**What this task involves**
Go through the listing and pick out each line with the word "from" in it.

##### Records provided #####

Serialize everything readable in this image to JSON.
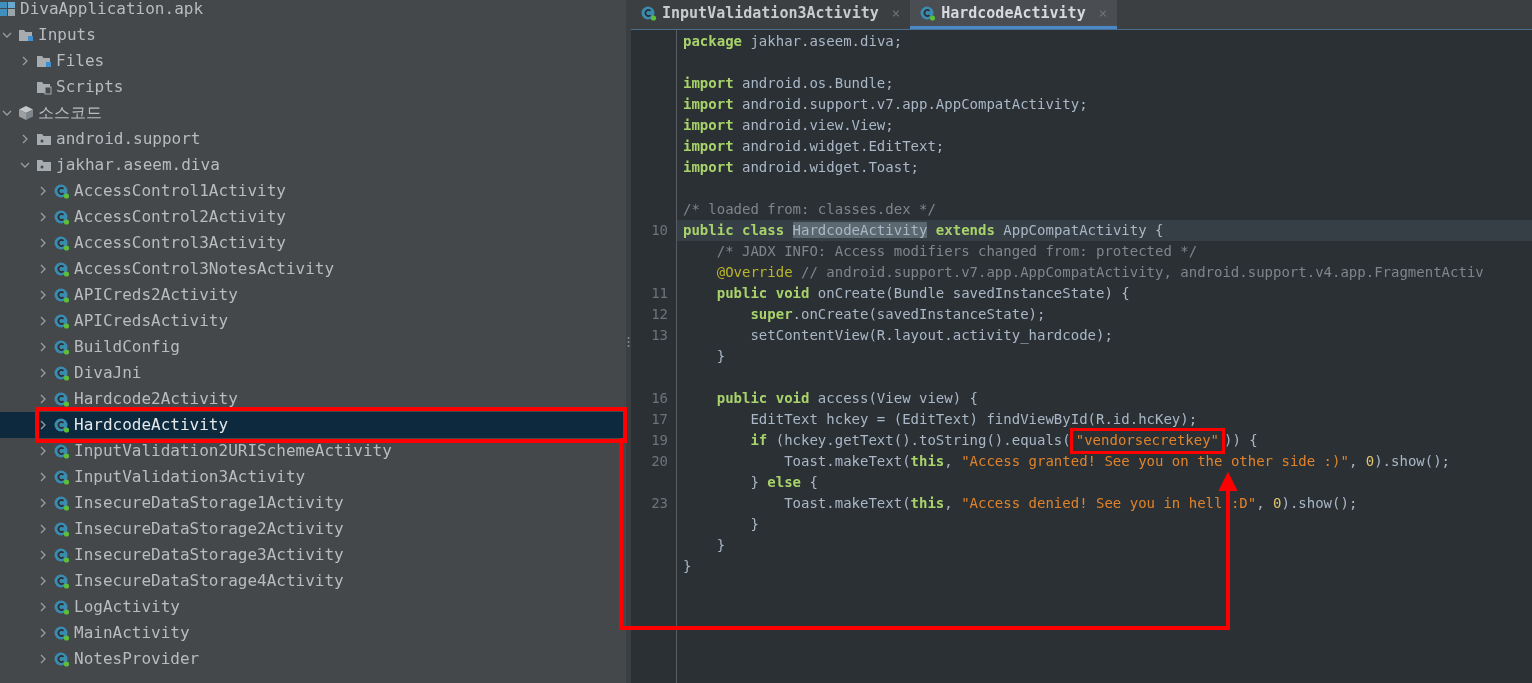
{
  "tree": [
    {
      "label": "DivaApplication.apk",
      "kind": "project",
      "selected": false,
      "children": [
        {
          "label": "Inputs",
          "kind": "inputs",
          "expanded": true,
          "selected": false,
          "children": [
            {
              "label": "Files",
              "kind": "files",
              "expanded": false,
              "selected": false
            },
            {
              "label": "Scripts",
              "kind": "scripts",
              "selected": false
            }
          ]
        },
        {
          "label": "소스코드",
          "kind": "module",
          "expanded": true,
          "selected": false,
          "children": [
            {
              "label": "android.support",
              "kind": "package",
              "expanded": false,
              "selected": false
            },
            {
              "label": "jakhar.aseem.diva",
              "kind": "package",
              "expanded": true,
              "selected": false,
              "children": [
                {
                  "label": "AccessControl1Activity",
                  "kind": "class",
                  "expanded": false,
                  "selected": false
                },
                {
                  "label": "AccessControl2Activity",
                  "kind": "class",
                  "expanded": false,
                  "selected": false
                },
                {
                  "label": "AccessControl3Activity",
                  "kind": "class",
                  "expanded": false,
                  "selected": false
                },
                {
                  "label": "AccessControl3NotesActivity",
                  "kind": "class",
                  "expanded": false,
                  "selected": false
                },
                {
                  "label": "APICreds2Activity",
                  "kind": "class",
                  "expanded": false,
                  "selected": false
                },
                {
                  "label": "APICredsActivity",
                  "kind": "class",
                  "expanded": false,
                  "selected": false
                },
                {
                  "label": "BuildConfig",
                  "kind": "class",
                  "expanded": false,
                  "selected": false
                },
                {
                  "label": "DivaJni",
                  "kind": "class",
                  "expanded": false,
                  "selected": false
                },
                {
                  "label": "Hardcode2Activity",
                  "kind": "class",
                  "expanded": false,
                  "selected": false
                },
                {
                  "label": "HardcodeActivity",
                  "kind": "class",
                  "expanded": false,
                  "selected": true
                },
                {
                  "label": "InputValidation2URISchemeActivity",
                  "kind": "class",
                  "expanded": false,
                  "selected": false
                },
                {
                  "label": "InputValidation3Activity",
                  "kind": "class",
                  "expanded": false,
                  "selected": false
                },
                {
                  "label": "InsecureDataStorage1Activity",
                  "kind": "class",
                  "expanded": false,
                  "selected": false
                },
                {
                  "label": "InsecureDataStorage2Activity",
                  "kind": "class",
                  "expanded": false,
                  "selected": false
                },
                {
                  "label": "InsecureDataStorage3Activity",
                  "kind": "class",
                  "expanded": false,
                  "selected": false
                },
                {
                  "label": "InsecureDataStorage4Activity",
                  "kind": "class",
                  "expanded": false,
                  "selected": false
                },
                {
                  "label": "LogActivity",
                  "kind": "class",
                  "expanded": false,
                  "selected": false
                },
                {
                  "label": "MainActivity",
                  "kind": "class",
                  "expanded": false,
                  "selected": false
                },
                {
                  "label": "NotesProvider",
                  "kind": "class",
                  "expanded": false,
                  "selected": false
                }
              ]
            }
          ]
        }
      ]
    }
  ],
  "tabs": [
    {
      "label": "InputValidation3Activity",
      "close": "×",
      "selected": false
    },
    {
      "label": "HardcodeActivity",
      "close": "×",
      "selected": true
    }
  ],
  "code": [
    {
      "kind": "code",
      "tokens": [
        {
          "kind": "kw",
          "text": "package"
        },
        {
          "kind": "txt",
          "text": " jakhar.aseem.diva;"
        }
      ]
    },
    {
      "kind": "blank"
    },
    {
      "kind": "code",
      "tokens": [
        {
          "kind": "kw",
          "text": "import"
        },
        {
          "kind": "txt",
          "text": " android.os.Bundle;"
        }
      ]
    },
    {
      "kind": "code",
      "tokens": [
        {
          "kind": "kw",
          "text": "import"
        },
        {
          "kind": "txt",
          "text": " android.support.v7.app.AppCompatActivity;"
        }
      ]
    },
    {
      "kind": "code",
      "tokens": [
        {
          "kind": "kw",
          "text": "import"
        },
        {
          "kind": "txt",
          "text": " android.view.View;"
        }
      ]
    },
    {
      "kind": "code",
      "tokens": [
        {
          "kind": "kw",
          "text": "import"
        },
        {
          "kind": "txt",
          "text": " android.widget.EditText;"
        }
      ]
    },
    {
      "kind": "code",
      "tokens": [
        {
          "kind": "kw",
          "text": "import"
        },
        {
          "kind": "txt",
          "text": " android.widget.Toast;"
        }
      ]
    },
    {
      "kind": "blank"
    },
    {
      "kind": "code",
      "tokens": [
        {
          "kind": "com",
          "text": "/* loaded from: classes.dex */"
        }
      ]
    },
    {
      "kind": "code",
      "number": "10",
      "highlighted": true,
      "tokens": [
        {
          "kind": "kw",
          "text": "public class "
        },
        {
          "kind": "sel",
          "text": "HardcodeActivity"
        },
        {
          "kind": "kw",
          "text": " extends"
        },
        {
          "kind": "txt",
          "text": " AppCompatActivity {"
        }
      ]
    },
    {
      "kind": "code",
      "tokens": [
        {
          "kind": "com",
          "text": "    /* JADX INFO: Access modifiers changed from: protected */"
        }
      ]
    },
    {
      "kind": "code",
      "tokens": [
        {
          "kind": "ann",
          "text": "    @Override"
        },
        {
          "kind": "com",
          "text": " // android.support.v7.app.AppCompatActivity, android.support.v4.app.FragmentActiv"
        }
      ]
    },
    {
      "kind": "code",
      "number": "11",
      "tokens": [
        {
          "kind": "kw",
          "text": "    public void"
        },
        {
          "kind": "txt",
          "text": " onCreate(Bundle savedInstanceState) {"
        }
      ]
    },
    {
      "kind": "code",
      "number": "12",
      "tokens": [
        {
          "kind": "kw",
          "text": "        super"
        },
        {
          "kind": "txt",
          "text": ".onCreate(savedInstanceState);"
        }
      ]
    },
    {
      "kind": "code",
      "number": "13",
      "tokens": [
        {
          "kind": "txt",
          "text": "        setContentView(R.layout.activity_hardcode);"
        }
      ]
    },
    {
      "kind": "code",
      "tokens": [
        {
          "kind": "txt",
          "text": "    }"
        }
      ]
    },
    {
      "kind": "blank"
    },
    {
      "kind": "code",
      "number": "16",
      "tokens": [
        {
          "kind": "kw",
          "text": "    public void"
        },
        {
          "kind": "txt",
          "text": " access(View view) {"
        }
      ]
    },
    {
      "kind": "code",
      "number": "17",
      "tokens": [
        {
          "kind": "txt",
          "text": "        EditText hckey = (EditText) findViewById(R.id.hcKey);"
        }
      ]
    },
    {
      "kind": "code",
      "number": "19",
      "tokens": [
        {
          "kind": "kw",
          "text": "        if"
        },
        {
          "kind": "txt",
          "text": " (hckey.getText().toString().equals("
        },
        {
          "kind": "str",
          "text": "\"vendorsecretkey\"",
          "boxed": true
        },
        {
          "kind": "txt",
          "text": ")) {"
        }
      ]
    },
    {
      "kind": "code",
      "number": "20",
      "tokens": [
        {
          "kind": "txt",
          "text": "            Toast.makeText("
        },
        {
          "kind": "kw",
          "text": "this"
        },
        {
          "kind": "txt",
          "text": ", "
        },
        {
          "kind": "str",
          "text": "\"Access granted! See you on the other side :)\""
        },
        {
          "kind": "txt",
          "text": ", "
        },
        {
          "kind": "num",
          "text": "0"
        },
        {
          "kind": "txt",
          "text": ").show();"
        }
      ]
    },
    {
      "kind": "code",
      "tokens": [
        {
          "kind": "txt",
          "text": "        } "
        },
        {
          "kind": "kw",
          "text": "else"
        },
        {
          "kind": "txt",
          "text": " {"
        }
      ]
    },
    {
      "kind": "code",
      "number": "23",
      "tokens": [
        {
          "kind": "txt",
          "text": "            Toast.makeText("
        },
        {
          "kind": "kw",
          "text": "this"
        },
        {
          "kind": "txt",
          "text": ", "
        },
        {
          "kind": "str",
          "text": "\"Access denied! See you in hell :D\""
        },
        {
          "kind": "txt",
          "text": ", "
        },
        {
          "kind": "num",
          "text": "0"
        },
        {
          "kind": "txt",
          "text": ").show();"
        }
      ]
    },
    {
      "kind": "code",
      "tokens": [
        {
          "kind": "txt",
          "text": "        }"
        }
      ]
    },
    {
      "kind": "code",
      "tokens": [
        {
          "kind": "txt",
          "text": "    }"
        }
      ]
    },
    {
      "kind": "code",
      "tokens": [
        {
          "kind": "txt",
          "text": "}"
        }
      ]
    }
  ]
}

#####

**Reply**
          "text": "/* loaded from: classes.dex */"
          "text": "    /* JADX INFO: Access modifiers changed from: protected */"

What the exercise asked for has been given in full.